Godwin Benson wins Africa Prize
Benson won £25,000 at the awards ceremony in Nairobi, Kenya on May 23, 2017. He emerged winner among four finalists who made presentations before the Africa Prize judges and a live audience that voted.
Tuteria is an online platform based in Nigeria connecting tutors or professionals to students and people who want to learn skills or languages.
According to a statement from the organizers, the Africa Prize is driven by the motive to develop local solutions to challenges in communities. Sixteen people shortlisted from eight countries in sub-Saharan Africa received training and mentoring, for six months, with the opportunity to learn different aspects of running a business.
Africa Prize lead judge emphasized Tuteria would generate impact which would go a long way to affect lives positively in the continent. “Godwin Benson’s Tuteria invention changes the way Nigerians – and Africans – share knowledge and skills with one another, says Brinded .
“We’re proud to have him as our third Africa Prize winner and we trust Tuteria will go on to change the lives of millions of people who are eager to learn and develop new skills. “His engineering innovation is not only new technology, but also a new way of thinking about education.”
Nel from South Africa won an award for the GreenTower Microgrid System, which reduces the energy used to heat water by 90%. A single unit can service 15 homes and reduce electricity demand from a community by 65%.
Nabulumba, from Uganda, for the Yaaka Digital Learning Network, which teachers and students can use to share academic knowledge and materials.
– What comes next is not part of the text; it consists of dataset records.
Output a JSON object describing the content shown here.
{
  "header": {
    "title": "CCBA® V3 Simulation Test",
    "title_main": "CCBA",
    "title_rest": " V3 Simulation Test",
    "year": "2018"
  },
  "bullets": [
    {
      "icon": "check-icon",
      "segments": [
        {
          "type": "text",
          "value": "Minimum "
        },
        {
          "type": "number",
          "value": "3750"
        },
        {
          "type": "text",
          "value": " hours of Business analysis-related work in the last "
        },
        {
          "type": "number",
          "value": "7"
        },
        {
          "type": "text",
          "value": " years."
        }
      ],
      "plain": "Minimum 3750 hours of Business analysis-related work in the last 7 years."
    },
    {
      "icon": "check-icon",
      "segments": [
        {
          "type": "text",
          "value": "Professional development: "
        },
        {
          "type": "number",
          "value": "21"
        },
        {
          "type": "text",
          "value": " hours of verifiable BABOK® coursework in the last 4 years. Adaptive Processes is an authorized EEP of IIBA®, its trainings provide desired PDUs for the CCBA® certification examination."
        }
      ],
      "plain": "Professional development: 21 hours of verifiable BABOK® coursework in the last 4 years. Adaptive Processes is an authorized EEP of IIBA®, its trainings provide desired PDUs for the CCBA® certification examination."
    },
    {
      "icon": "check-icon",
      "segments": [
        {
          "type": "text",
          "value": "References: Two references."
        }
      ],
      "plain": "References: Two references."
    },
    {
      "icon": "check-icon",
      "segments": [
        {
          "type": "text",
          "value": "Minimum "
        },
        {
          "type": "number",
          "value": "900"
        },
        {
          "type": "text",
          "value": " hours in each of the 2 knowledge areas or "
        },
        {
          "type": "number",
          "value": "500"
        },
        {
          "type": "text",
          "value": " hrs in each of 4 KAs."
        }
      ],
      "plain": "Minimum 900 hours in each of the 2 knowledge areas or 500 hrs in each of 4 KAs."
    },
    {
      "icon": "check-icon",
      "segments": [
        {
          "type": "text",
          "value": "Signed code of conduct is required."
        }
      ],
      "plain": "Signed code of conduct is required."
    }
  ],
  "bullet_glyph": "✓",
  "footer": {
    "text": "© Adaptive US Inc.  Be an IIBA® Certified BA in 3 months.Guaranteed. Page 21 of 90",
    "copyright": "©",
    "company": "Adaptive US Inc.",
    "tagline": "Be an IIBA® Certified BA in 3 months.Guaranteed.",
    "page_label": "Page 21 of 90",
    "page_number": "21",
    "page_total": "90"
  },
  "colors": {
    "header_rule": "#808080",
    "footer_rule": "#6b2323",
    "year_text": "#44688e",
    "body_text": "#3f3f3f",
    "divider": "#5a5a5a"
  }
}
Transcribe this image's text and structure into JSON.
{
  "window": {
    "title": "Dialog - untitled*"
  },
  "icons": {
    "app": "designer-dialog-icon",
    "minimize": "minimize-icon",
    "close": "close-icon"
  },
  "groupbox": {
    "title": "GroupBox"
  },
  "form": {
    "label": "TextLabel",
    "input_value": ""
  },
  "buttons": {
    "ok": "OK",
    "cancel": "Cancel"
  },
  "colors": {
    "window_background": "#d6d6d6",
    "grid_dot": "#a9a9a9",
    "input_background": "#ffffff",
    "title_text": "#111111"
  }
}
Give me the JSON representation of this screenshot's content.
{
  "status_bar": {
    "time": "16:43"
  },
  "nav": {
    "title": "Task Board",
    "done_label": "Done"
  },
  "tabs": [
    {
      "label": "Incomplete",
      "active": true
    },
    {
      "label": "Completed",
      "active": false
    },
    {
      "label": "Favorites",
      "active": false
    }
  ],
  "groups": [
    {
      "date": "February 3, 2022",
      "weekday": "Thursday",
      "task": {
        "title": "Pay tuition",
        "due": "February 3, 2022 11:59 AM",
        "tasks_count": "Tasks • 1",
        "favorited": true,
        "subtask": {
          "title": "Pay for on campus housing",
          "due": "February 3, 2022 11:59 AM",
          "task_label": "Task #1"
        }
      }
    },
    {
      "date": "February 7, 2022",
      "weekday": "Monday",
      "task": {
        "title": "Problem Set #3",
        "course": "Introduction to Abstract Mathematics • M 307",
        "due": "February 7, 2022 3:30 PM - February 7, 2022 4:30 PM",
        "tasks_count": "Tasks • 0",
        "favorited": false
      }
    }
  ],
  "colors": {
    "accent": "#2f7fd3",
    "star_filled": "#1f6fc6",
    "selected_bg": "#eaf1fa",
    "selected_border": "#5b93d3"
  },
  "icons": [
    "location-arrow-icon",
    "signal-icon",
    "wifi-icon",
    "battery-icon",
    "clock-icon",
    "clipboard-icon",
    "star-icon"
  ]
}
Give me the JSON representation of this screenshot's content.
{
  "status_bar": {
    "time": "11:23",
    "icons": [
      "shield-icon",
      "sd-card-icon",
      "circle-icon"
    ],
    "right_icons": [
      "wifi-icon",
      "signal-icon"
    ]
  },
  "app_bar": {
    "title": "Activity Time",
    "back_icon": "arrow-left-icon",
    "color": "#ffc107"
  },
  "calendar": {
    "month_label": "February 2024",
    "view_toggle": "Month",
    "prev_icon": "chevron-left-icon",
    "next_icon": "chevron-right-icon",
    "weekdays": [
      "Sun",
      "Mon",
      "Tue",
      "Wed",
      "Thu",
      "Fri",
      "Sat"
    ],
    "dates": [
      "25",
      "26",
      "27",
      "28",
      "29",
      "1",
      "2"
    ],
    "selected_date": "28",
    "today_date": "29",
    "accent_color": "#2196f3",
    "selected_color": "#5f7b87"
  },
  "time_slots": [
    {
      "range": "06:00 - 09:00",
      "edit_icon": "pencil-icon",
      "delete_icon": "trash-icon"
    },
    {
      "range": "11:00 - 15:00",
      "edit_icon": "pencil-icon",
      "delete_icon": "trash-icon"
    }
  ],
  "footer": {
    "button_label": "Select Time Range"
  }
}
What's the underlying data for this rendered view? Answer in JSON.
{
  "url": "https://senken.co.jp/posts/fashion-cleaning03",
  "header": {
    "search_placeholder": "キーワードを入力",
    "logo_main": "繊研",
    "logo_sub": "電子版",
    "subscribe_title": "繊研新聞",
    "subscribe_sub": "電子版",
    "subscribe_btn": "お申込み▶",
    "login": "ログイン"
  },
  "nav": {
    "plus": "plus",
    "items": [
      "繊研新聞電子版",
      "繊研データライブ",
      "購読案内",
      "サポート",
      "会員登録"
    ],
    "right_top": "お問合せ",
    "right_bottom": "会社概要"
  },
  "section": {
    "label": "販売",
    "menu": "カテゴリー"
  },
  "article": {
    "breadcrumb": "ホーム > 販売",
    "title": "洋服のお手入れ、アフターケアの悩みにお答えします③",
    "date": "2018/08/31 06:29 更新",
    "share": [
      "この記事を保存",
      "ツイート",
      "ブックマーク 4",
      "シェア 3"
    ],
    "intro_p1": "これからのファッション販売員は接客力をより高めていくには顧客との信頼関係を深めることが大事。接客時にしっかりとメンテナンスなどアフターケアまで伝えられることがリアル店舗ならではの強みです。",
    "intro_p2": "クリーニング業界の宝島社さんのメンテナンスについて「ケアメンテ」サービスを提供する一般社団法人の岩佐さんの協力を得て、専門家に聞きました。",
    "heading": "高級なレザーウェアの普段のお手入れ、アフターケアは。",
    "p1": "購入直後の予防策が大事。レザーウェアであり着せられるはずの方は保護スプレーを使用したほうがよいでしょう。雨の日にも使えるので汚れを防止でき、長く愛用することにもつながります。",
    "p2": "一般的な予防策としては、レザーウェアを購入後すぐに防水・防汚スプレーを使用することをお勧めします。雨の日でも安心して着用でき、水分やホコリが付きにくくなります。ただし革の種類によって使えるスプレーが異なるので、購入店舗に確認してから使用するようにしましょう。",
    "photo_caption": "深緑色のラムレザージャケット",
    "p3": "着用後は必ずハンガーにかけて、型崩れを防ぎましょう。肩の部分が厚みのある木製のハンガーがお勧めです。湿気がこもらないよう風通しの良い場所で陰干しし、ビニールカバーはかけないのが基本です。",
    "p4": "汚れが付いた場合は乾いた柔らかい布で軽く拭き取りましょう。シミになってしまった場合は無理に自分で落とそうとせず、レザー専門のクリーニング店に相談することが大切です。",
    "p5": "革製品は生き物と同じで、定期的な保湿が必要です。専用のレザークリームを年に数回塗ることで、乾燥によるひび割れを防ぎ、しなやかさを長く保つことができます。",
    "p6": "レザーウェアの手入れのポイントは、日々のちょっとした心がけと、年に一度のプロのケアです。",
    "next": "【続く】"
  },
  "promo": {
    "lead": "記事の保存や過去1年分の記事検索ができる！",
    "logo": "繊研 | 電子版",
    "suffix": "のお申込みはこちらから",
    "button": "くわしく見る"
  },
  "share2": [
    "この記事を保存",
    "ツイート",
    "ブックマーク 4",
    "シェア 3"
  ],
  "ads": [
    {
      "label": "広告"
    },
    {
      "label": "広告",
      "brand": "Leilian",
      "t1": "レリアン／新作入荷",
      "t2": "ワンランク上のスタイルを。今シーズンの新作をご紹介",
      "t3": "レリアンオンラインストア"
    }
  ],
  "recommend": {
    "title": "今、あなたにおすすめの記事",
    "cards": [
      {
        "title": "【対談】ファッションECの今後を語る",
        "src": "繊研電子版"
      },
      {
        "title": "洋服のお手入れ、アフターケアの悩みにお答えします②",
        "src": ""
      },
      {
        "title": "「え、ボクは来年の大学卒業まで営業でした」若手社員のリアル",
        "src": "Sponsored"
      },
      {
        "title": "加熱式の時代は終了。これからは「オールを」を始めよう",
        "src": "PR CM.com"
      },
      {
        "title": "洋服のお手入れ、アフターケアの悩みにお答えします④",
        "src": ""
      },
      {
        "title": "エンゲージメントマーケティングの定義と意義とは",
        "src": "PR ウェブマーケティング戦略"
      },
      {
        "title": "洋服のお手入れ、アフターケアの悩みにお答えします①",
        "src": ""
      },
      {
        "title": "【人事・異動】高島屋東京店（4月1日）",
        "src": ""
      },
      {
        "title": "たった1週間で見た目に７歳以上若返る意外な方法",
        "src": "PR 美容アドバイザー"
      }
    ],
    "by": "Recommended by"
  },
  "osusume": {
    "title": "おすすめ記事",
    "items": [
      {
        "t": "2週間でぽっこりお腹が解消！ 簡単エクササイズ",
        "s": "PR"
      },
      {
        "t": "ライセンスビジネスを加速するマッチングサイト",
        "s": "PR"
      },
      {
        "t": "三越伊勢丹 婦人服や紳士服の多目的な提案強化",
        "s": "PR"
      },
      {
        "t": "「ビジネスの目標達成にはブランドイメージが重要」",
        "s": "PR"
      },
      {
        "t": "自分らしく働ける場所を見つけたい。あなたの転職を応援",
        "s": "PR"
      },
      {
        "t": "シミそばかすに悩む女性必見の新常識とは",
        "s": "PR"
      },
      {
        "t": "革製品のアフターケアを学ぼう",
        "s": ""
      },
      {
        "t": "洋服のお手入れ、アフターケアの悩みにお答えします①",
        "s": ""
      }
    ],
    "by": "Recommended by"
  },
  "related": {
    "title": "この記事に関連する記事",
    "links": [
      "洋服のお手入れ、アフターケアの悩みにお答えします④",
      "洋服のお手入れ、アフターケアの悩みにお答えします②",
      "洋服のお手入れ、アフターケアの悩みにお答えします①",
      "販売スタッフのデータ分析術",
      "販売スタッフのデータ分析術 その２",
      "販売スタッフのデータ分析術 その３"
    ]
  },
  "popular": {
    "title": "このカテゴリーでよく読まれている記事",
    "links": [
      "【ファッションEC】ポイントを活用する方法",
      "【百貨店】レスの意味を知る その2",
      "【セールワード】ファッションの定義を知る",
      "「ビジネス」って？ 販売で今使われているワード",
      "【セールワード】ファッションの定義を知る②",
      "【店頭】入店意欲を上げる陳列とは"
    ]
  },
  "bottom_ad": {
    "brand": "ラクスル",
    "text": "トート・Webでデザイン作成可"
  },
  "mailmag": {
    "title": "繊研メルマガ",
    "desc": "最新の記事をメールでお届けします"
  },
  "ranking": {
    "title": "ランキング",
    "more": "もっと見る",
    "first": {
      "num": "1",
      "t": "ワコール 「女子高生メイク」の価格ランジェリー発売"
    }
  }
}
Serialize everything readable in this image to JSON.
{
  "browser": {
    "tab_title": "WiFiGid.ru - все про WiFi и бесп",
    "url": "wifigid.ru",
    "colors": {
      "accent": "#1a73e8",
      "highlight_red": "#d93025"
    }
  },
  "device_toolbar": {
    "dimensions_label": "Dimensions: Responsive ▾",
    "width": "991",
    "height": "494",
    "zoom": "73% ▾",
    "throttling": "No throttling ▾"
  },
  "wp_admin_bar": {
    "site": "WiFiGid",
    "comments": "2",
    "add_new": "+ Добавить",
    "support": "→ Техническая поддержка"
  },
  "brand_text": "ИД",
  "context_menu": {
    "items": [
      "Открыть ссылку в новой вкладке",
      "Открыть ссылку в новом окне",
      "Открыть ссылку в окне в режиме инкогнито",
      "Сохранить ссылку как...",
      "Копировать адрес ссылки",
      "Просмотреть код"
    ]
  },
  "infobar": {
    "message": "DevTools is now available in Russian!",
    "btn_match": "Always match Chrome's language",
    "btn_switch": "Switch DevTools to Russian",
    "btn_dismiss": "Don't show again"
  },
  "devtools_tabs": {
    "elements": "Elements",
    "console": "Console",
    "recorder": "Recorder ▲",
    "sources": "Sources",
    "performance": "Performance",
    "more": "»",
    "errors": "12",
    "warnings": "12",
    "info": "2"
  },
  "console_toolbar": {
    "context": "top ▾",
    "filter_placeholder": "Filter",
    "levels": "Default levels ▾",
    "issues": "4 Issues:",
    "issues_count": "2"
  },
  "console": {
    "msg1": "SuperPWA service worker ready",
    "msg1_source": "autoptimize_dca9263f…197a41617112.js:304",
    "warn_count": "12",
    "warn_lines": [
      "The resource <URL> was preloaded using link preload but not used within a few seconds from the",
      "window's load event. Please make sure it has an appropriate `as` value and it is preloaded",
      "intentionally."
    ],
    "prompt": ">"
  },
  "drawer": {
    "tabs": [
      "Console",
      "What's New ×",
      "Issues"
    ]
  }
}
Gacheru from Kenya for the Mobi-Water system, which allows water tank users to monitor and control the water in their tanks remotely, using a mobile phone. Users will be able to save more than 30% of their water.
(READ ALSO: Tuteria: the Edutech startup set to take over Africa)
Deji Aroloye91 Posts
a graduate of Linguistics and a staff writer at Outrepreneurs, Deji's forte includes tech, startups and innovations. Years back, Deji wrote on Entertainment and Lifestyle for a tabloid. If he wasn't a writer, Deji would be a photographer or teacher.